PROVIDED ENTRIES Start Marker

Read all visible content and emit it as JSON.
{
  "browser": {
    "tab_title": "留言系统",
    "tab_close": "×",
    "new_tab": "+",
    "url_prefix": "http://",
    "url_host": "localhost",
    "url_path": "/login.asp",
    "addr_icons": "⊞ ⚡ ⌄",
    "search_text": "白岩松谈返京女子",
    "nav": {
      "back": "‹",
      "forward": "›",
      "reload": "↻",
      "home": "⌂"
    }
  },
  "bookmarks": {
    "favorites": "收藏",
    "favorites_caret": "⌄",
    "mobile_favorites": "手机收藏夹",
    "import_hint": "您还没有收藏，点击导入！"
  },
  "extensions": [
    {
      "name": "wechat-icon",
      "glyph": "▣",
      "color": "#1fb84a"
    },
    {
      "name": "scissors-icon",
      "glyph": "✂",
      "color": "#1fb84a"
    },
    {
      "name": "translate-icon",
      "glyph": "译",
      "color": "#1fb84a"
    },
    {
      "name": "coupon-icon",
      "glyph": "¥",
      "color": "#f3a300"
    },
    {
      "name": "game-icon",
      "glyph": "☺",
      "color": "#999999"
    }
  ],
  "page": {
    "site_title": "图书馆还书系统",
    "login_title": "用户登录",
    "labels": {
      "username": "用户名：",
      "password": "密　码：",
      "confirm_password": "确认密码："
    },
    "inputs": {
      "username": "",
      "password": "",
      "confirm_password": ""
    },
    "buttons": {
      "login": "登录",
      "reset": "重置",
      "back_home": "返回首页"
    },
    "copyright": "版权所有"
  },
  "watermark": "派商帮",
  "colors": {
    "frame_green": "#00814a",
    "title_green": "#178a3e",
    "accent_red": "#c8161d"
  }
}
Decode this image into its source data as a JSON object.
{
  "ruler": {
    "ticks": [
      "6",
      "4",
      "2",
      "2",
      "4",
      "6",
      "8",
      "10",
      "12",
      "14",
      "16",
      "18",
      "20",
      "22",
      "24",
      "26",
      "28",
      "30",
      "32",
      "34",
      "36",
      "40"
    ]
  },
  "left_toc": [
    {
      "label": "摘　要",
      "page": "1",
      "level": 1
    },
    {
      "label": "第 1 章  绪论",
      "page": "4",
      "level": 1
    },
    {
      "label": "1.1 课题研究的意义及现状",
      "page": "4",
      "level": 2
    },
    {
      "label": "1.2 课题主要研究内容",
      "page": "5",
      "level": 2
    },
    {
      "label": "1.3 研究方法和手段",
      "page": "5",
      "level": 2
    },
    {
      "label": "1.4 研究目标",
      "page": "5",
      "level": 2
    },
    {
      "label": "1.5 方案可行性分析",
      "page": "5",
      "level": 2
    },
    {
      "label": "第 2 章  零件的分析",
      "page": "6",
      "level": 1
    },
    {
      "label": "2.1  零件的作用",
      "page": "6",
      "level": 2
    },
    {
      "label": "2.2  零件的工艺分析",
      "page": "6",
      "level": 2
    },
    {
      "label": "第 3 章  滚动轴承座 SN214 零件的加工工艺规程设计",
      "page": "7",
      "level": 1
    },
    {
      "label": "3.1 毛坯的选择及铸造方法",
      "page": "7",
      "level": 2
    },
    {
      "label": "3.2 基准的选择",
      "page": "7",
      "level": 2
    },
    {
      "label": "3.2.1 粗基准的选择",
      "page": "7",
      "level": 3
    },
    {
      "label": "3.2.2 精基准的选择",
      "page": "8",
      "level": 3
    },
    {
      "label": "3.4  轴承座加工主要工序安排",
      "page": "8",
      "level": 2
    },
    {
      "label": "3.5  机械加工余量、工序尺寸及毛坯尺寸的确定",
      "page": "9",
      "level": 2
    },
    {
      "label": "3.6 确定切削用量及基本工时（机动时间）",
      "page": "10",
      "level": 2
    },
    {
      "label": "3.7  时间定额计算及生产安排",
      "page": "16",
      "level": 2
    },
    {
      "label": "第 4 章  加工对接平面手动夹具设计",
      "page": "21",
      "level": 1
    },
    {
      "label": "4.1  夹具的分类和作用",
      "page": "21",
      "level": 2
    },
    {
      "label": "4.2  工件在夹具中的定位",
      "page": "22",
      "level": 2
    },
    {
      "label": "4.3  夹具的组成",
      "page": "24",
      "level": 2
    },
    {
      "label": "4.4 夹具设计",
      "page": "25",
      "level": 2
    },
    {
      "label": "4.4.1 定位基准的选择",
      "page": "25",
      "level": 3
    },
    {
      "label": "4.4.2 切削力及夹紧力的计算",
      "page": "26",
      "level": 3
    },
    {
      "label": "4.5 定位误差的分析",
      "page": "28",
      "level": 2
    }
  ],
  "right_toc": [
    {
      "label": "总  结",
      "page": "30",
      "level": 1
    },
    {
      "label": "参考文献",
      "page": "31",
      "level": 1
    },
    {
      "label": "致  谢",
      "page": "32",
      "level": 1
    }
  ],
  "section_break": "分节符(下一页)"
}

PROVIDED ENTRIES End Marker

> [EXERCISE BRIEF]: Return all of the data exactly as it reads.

> [RESPONSE BELOW]:
Read all visible content and emit it as JSON.
{
  "browser": {
    "tab_title": "留言系统",
    "tab_close": "×",
    "new_tab": "+",
    "url_prefix": "http://",
    "url_host": "localhost",
    "url_path": "/login.asp",
    "addr_icons": "⊞ ⚡ ⌄",
    "search_text": "白岩松谈返京女子",
    "nav": {
      "back": "‹",
      "forward": "›",
      "reload": "↻",
      "home": "⌂"
    }
  },
  "bookmarks": {
    "favorites": "收藏",
    "favorites_caret": "⌄",
    "mobile_favorites": "手机收藏夹",
    "import_hint": "您还没有收藏，点击导入！"
  },
  "extensions": [
    {
      "name": "wechat-icon",
      "glyph": "▣",
      "color": "#1fb84a"
    },
    {
      "name": "scissors-icon",
      "glyph": "✂",
      "color": "#1fb84a"
    },
    {
      "name": "translate-icon",
      "glyph": "译",
      "color": "#1fb84a"
    },
    {
      "name": "coupon-icon",
      "glyph": "¥",
      "color": "#f3a300"
    },
    {
      "name": "game-icon",
      "glyph": "☺",
      "color": "#999999"
    }
  ],
  "page": {
    "site_title": "图书馆还书系统",
    "login_title": "用户登录",
    "labels": {
      "username": "用户名：",
      "password": "密　码：",
      "confirm_password": "确认密码："
    },
    "inputs": {
      "username": "",
      "password": "",
      "confirm_password": ""
    },
    "buttons": {
      "login": "登录",
      "reset": "重置",
      "back_home": "返回首页"
    },
    "copyright": "版权所有"
  },
  "watermark": "派商帮",
  "colors": {
    "frame_green": "#00814a",
    "title_green": "#178a3e",
    "accent_red": "#c8161d"
  }
}
Decode this image into its source data as a JSON object.
{
  "ruler": {
    "ticks": [
      "6",
      "4",
      "2",
      "2",
      "4",
      "6",
      "8",
      "10",
      "12",
      "14",
      "16",
      "18",
      "20",
      "22",
      "24",
      "26",
      "28",
      "30",
      "32",
      "34",
      "36",
      "40"
    ]
  },
  "left_toc": [
    {
      "label": "摘　要",
      "page": "1",
      "level": 1
    },
    {
      "label": "第 1 章  绪论",
      "page": "4",
      "level": 1
    },
    {
      "label": "1.1 课题研究的意义及现状",
      "page": "4",
      "level": 2
    },
    {
      "label": "1.2 课题主要研究内容",
      "page": "5",
      "level": 2
    },
    {
      "label": "1.3 研究方法和手段",
      "page": "5",
      "level": 2
    },
    {
      "label": "1.4 研究目标",
      "page": "5",
      "level": 2
    },
    {
      "label": "1.5 方案可行性分析",
      "page": "5",
      "level": 2
    },
    {
      "label": "第 2 章  零件的分析",
      "page": "6",
      "level": 1
    },
    {
      "label": "2.1  零件的作用",
      "page": "6",
      "level": 2
    },
    {
      "label": "2.2  零件的工艺分析",
      "page": "6",
      "level": 2
    },
    {
      "label": "第 3 章  滚动轴承座 SN214 零件的加工工艺规程设计",
      "page": "7",
      "level": 1
    },
    {
      "label": "3.1 毛坯的选择及铸造方法",
      "page": "7",
      "level": 2
    },
    {
      "label": "3.2 基准的选择",
      "page": "7",
      "level": 2
    },
    {
      "label": "3.2.1 粗基准的选择",
      "page": "7",
      "level": 3
    },
    {
      "label": "3.2.2 精基准的选择",
      "page": "8",
      "level": 3
    },
    {
      "label": "3.4  轴承座加工主要工序安排",
      "page": "8",
      "level": 2
    },
    {
      "label": "3.5  机械加工余量、工序尺寸及毛坯尺寸的确定",
      "page": "9",
      "level": 2
    },
    {
      "label": "3.6 确定切削用量及基本工时（机动时间）",
      "page": "10",
      "level": 2
    },
    {
      "label": "3.7  时间定额计算及生产安排",
      "page": "16",
      "level": 2
    },
    {
      "label": "第 4 章  加工对接平面手动夹具设计",
      "page": "21",
      "level": 1
    },
    {
      "label": "4.1  夹具的分类和作用",
      "page": "21",
      "level": 2
    },
    {
      "label": "4.2  工件在夹具中的定位",
      "page": "22",
      "level": 2
    },
    {
      "label": "4.3  夹具的组成",
      "page": "24",
      "level": 2
    },
    {
      "label": "4.4 夹具设计",
      "page": "25",
      "level": 2
    },
    {
      "label": "4.4.1 定位基准的选择",
      "page": "25",
      "level": 3
    },
    {
      "label": "4.4.2 切削力及夹紧力的计算",
      "page": "26",
      "level": 3
    },
    {
      "label": "4.5 定位误差的分析",
      "page": "28",
      "level": 2
    }
  ],
  "right_toc": [
    {
      "label": "总  结",
      "page": "30",
      "level": 1
    },
    {
      "label": "参考文献",
      "page": "31",
      "level": 1
    },
    {
      "label": "致  谢",
      "page": "32",
      "level": 1
    }
  ],
  "section_break": "分节符(下一页)"
}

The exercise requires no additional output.